[Stored dataset items]
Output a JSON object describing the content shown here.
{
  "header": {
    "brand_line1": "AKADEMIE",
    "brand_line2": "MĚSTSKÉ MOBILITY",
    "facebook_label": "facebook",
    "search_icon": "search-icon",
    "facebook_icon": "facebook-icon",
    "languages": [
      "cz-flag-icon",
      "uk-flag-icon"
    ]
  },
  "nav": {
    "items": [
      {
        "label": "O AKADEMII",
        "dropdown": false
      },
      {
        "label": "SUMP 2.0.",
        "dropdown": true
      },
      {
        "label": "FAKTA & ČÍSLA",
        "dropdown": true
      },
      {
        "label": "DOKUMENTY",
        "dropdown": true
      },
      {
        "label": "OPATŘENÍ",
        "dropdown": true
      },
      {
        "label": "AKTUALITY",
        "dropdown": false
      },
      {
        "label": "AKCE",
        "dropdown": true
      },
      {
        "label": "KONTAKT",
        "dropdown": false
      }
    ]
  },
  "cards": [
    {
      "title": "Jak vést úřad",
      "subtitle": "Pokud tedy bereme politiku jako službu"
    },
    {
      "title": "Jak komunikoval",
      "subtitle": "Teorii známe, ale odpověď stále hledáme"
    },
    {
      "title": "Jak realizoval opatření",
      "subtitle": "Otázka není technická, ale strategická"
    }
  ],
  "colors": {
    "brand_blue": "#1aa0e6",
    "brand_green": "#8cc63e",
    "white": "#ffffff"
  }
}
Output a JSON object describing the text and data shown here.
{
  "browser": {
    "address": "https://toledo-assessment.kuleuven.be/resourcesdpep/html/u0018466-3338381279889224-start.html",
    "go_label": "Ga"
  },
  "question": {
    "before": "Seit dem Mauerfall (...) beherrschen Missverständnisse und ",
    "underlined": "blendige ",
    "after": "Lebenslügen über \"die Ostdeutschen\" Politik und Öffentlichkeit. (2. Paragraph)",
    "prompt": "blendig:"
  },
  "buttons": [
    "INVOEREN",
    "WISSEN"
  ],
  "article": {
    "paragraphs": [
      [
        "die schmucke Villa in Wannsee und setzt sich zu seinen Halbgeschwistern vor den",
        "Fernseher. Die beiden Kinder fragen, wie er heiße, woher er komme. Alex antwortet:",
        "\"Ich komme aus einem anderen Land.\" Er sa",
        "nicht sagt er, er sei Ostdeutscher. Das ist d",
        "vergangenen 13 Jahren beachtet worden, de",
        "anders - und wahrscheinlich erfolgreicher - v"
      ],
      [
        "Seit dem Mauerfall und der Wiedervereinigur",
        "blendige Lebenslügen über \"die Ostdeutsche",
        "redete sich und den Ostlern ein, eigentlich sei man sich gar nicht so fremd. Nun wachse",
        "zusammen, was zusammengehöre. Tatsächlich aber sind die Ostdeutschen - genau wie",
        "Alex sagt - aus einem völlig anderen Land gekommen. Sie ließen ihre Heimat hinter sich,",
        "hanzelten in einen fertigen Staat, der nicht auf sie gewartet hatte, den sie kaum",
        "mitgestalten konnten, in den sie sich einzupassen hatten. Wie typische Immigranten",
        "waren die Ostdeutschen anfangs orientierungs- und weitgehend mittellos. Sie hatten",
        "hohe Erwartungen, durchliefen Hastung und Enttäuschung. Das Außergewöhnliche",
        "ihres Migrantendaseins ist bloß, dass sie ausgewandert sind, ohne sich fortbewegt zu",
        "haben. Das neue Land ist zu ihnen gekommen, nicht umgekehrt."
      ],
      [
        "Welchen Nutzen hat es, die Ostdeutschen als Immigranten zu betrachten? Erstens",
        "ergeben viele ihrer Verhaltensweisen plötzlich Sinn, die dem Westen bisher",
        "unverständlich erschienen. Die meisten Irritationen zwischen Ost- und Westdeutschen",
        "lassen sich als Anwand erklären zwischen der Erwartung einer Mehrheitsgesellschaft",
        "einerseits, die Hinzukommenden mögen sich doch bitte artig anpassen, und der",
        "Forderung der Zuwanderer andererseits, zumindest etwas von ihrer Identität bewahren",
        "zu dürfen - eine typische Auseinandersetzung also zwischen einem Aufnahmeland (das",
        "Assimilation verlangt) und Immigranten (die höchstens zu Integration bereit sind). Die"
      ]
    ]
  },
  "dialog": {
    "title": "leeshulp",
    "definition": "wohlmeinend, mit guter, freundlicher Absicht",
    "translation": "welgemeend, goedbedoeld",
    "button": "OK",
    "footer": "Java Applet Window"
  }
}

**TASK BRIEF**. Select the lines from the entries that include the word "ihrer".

**OUTPUT FOR THIS TASK**.
        "ergeben viele ihrer Verhaltensweisen plötzlich Sinn, die dem Westen bisher",
        "Forderung der Zuwanderer andererseits, zumindest etwas von ihrer Identität bewahren",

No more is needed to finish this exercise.